Army Drone Stays Aloft for 64 Days

Army Drone Stays Aloft for 64 Days

Airbus' Zephyr
Photo by: Airbus

After a record-breaking 64 days and almost 35,000 miles aloft, the Army’s latest test of a solar-powered, ultra-long endurance drone has come to an end.

The unmanned aerial system, Airbus’ Zephyr 8, launched June 15 from Yuma Proving Ground, Arizona, and crashed Aug. 18, recording a remarkable flight of more than two months.

In a statement Aug. 23, the Army Futures Command’s Assured Positioning, Navigation and Timing/Space Cross-Functional Team, which conducted the test, would only say that the aircraft’s “flight campaign ended” when the Zephyr 8 “encountered events that led to its unexpected termination.”

No additional information was released, but the Army said there were no injuries or risk to personnel or other aircraft because of the incident.

“Our team is working hard to gather and analyze important data following the unexpected termination of this flight,” said Michael Monteleone, director of the cross-functional team, in a statement. “Despite this event, the Army and its partners have gleaned invaluable data and increased knowledge on the endurance, efficiency and station keeping abilities of high-altitude UAS platforms.
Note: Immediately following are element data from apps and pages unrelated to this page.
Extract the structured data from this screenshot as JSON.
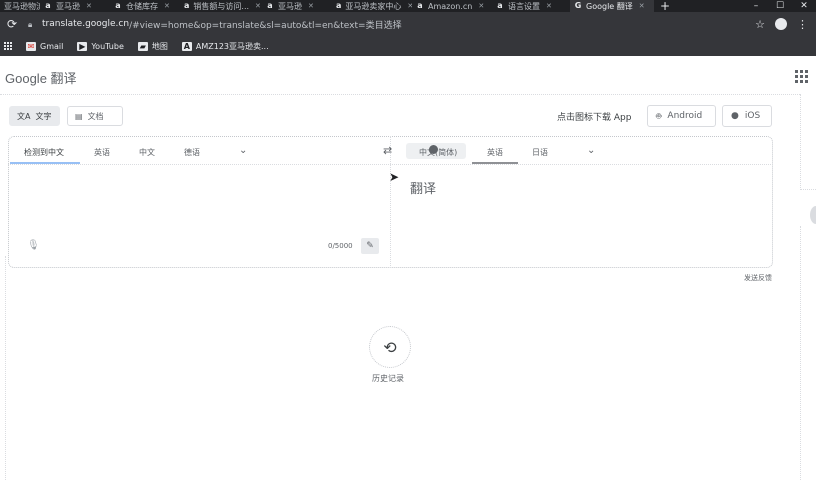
{
  "browser": {
    "tabs": [
      {
        "label": "亚马逊物流...",
        "icon": "a"
      },
      {
        "label": "亚马逊",
        "icon": "a"
      },
      {
        "label": "仓储库存",
        "icon": "a"
      },
      {
        "label": "销售额与访问...",
        "icon": "a"
      },
      {
        "label": "亚马逊",
        "icon": "a"
      },
      {
        "label": "亚马逊卖家中心",
        "icon": "a"
      },
      {
        "label": "Amazon.cn",
        "icon": "a"
      },
      {
        "label": "语言设置",
        "icon": "a"
      },
      {
        "label": "Google 翻译",
        "icon": "G",
        "active": true
      }
    ],
    "new_tab_label": "+",
    "window_controls": {
      "minimize": "–",
      "maximize": "☐",
      "close": "✕"
    },
    "url_host": "translate.google.cn",
    "url_path": "/#view=home&op=translate&sl=auto&tl=en&text=类目选择",
    "bookmarks": [
      {
        "label": "Gmail",
        "icon": "gmail-icon"
      },
      {
        "label": "YouTube",
        "icon": "youtube-icon"
      },
      {
        "label": "地图",
        "icon": "maps-icon"
      },
      {
        "label": "AMZ123亚马逊卖...",
        "icon": "amz123-icon"
      }
    ]
  },
  "page": {
    "logo": "Google 翻译",
    "mode_text": "文字",
    "mode_docs": "文档",
    "download_text": "点击图标下载 App",
    "android_label": "Android",
    "ios_label": "iOS",
    "source_langs": [
      "检测到中文",
      "英语",
      "中文",
      "德语"
    ],
    "target_langs": [
      "中文(简体)",
      "英语",
      "日语"
    ],
    "output_text": "翻译",
    "char_count": "0/5000",
    "feedback": "发送反馈",
    "history_label": "历史记录"
  }
}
That knowledge will allow us to continue to advance requirements for reliable, modernized stratospheric capabilities to our soldiers.”

The Army’s work with the Zephyr is part of its efforts to boost intelligence, surveillance and reconnaissance capabilities, and the aircraft could serve as a low-cost, more capable alternative to a satellite, able to loiter over the same vicinity for hours or days at a time, according to the service.

Upon its launch earlier this summer, the Zephyr 8 climbed to over 60,000 feet into the stratosphere before executing its flight plan over the southern portion of the U.S., into the Gulf of Mexico and over South America, the Army said.

The flight marked several firsts for the aircraft, including its departure from U.S. airspace, flight over water and in international airspace, data collection and direct downlink while outside U.S. airspace and the demonstration of resilient satellite command and control from three locations—Huntsville, Alabama, Yuma and Farnborough, U.K., the Army said.

This latest flight more than doubled the previous unmanned aerial system endurance record—which was just under 26 days—and its 1,500 flight hours beat all known unmanned aircraft endurance records, marking “significant capability and informing future mission requirements,” the Army said.

The Army will not conduct another flight demonstration until 2023, as it analyzes the data generated during this 64-day flight and investigates why the aircraft stopped flying, the service said.